The Science and Technology Select Committee says the government cannot achieve sufficient emissions cuts by swapping existing cars for cleaner versions.

The government said it would consider the committee's findings.

In its report, the committee said: “In the long-term, widespread personal vehicle ownership does not appear to be compatible with significant decarbonisation.”

It echoes a report from an Oxford-based group of academics who warned that even electric cars produce pollution through their tyres and brakes.

MPs are demanding improvements in public transport, walking and cycling, which benefit health as well as the climate.

They also criticise the government’s recent policies on the costs of transport.

They point out that most of the increase in average new car emissions in 2017 was caused by consumers choosing more polluting models because financial incentives to buy cleaner cars are insufficient.

A government strategy should aim to reduce the overall number of vehicles required, the report says.

This would be achieved by:

    Promoting and improving public transport
    Reducing the cost of public transport relative to driving
    Encouraging vehicle usership in place of ownership (car sharing, car hire and taxis)
    And boosting walking and cycling.

Ministers have held down fuel duty increases in recent years following lobbying from motoring groups.

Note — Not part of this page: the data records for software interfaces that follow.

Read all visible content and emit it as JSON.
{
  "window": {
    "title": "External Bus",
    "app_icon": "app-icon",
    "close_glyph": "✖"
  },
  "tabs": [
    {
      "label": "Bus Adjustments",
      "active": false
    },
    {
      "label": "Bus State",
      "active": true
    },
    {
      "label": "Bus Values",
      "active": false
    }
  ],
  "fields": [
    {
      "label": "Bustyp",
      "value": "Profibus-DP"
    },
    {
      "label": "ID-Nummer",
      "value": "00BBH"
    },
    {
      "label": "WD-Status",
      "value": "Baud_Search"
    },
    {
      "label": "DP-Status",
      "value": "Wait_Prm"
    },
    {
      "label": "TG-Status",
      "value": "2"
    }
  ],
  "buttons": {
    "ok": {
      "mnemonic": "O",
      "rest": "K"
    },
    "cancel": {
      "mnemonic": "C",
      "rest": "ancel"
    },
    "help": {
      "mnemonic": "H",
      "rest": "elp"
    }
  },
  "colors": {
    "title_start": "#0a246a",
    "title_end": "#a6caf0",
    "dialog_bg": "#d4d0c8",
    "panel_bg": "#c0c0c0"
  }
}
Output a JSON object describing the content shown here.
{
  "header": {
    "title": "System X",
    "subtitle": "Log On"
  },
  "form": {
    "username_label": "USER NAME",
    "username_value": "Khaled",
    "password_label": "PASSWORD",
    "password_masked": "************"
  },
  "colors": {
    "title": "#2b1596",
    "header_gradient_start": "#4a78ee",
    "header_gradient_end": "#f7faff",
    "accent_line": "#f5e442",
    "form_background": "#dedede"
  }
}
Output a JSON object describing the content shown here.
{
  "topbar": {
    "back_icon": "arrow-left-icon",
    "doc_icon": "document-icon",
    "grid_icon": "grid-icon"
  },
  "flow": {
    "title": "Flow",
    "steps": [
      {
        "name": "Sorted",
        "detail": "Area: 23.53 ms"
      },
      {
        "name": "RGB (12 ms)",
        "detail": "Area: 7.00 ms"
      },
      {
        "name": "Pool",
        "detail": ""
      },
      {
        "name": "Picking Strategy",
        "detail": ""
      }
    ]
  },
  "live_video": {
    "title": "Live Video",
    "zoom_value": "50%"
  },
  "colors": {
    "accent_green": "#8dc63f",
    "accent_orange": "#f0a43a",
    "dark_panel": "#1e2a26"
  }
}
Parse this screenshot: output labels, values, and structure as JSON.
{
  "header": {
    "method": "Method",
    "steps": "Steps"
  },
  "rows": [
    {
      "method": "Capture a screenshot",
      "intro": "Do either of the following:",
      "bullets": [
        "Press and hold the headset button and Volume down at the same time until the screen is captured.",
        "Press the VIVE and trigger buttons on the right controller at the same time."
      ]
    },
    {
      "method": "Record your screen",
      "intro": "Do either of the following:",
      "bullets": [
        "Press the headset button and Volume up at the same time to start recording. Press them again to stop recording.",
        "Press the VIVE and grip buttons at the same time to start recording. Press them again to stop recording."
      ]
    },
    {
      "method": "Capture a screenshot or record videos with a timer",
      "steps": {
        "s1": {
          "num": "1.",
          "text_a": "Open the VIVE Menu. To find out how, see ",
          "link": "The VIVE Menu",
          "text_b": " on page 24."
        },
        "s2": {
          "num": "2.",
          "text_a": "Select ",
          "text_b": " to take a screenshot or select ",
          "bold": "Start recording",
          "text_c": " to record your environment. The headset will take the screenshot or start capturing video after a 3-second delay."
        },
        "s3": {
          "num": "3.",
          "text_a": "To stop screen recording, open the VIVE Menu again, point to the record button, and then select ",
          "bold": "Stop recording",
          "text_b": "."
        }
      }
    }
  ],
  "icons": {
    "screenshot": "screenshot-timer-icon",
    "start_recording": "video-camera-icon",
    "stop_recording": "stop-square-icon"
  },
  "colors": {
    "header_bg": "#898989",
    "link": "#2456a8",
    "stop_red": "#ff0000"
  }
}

But the MPs say they should ensure that the annual increase in fuel duty is never lower than the average increase in rail or bus fares.